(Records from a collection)
»»

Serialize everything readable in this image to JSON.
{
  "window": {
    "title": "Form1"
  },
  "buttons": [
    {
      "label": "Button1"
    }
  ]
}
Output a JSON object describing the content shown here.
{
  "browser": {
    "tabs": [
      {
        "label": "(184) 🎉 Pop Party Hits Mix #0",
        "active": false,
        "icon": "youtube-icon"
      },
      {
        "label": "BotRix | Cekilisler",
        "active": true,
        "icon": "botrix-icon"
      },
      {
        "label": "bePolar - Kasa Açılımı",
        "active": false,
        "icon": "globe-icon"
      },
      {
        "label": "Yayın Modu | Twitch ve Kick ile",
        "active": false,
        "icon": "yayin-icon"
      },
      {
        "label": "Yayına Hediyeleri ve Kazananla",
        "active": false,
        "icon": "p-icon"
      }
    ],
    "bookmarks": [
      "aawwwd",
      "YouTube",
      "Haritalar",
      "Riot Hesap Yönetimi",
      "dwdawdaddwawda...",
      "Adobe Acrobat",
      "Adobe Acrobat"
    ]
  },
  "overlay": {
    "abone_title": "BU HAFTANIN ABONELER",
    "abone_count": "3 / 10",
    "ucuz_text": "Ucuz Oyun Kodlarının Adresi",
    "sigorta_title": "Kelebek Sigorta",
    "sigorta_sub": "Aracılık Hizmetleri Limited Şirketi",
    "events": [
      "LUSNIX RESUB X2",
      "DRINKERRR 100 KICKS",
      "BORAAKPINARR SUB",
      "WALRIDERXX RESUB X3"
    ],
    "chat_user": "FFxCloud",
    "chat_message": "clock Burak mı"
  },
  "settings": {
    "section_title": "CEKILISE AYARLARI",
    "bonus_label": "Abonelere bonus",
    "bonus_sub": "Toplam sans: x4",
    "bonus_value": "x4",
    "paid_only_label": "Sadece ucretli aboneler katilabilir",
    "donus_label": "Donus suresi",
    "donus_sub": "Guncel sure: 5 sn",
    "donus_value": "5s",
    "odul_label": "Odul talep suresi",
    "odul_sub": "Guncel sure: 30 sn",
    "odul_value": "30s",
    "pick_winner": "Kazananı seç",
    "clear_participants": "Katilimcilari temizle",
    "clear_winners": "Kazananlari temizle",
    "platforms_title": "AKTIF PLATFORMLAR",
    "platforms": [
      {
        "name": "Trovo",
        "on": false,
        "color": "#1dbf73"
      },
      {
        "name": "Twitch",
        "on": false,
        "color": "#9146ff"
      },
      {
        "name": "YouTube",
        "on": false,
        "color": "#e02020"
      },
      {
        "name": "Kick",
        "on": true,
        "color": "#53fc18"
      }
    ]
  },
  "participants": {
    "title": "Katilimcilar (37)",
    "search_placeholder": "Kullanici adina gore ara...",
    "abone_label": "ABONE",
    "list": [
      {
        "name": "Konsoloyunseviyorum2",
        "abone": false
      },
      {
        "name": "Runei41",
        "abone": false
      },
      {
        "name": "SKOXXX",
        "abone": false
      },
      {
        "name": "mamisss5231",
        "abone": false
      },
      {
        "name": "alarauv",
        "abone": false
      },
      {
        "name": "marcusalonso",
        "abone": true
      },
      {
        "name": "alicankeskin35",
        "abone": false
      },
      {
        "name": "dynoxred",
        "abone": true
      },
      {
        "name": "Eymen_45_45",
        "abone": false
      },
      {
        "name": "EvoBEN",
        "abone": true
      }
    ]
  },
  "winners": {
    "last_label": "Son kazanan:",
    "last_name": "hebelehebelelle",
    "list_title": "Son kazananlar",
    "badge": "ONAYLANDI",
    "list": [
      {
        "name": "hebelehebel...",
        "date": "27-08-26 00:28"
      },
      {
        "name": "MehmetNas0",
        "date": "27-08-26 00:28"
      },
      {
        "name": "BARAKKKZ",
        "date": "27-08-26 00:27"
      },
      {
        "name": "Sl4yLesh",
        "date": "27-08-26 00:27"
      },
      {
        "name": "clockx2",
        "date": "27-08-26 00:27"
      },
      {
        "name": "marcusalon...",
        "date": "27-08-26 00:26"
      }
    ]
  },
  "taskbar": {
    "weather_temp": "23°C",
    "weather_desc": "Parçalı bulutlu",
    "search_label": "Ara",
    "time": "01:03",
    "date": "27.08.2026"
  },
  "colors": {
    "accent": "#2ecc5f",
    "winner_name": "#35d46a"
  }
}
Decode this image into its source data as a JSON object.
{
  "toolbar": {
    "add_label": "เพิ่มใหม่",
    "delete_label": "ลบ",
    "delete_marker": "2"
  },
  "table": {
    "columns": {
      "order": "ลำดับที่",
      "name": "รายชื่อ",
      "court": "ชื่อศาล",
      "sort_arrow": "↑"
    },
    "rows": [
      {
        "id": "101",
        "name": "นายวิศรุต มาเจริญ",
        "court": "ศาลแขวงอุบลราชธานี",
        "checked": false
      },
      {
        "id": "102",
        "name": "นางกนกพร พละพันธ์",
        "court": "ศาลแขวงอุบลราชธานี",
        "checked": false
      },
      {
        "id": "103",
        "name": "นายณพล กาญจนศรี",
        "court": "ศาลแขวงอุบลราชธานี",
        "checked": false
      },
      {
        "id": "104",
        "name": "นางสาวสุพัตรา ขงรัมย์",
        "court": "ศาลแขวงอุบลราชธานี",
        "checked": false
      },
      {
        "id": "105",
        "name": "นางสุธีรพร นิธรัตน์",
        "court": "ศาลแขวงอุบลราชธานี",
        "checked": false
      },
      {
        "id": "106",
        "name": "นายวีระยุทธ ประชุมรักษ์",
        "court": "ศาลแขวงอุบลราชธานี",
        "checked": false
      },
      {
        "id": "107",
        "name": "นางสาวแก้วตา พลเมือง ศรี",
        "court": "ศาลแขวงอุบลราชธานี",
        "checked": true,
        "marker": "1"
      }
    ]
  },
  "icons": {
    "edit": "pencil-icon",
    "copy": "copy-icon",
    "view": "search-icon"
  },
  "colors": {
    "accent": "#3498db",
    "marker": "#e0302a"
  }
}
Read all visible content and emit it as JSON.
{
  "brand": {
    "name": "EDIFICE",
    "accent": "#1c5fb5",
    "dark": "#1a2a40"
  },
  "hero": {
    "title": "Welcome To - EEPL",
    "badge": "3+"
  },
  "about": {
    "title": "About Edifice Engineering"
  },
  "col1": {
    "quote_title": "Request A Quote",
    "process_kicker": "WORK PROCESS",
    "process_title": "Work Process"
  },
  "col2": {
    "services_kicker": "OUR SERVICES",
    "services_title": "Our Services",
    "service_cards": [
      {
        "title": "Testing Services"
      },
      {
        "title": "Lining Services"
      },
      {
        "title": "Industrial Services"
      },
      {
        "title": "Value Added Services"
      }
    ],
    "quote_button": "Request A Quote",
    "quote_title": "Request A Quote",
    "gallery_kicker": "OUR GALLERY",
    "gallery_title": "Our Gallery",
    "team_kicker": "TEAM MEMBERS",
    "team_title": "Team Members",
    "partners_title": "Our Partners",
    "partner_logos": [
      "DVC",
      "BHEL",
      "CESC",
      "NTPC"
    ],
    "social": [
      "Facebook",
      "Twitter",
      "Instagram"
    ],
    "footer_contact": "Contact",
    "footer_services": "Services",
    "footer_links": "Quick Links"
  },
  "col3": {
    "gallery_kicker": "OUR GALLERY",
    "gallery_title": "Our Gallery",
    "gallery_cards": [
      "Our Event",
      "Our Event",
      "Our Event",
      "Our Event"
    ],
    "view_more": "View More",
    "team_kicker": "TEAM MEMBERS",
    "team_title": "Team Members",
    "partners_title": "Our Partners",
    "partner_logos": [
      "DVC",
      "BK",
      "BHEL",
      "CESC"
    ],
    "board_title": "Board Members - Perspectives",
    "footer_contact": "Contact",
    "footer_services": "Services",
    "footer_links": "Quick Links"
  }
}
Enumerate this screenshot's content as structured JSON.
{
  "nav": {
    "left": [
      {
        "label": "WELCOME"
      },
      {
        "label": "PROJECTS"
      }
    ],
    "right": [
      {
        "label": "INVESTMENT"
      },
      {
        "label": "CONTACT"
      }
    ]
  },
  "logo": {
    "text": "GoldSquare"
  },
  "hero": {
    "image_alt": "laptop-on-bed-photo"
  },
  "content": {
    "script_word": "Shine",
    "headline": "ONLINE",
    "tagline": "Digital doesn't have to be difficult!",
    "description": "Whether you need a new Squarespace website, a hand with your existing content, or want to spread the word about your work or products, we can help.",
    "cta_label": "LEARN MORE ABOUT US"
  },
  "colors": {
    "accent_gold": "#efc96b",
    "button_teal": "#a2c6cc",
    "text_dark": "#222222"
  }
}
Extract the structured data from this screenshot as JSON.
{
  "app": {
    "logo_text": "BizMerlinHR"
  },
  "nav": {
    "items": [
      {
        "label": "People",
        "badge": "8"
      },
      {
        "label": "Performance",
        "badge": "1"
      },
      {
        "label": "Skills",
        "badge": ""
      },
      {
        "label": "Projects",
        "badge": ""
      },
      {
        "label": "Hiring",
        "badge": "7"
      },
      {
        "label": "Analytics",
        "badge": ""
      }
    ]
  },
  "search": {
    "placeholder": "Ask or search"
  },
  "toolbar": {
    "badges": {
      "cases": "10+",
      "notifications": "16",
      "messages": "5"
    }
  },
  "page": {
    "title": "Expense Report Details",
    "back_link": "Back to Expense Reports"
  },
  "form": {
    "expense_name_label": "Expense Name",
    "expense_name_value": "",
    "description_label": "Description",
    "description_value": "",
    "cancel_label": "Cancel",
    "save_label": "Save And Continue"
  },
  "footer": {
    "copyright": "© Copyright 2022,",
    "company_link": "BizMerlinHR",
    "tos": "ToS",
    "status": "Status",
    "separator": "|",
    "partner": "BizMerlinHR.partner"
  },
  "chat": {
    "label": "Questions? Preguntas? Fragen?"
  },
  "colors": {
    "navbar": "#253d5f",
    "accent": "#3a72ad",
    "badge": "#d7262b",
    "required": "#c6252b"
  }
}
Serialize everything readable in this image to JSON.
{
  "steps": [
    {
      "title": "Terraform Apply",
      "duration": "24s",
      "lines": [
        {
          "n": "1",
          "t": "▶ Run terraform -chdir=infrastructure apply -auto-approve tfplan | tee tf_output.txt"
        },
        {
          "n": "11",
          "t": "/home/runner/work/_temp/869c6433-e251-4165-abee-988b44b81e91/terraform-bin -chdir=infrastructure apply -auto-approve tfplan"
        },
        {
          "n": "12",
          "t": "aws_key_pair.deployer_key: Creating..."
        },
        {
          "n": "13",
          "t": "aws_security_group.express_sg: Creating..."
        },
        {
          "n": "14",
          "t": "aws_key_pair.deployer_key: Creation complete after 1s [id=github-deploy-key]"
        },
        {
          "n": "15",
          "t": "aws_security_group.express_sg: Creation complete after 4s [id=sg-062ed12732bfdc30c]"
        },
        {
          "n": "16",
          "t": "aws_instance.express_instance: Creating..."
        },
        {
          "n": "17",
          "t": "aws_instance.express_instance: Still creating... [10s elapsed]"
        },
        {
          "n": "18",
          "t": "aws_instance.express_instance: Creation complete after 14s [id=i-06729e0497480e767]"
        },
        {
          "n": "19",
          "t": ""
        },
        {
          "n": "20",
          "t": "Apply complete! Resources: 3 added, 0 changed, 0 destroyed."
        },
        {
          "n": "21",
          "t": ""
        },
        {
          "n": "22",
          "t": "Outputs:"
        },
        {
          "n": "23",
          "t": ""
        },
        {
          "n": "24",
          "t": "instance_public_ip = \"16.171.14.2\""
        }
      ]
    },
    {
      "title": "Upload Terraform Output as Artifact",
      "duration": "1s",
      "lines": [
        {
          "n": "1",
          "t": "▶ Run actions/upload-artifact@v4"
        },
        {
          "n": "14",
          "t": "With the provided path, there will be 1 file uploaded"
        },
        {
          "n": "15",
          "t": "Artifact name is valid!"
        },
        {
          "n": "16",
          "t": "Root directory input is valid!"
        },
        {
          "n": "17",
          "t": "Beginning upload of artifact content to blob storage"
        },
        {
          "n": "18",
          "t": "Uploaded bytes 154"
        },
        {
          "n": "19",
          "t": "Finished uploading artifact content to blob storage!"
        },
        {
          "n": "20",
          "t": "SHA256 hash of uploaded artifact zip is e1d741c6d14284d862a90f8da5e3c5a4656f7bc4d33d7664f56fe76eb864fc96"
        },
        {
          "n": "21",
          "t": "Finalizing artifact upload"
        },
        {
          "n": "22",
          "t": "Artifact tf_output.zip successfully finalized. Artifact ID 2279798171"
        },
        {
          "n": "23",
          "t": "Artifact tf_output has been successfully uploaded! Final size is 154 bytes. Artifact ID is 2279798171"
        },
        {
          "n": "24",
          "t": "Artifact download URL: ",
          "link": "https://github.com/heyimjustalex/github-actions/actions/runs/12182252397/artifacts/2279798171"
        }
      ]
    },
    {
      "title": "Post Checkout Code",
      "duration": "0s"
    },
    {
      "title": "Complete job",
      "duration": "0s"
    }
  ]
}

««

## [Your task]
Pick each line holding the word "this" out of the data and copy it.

## [Your response]
Serialize everything readable in this image to JSON.
Decode this image into its source data as a JSON object.
Enumerate this screenshot's content as structured JSON.
Extract the structured data from this screenshot as JSON.
Serialize everything readable in this image to JSON.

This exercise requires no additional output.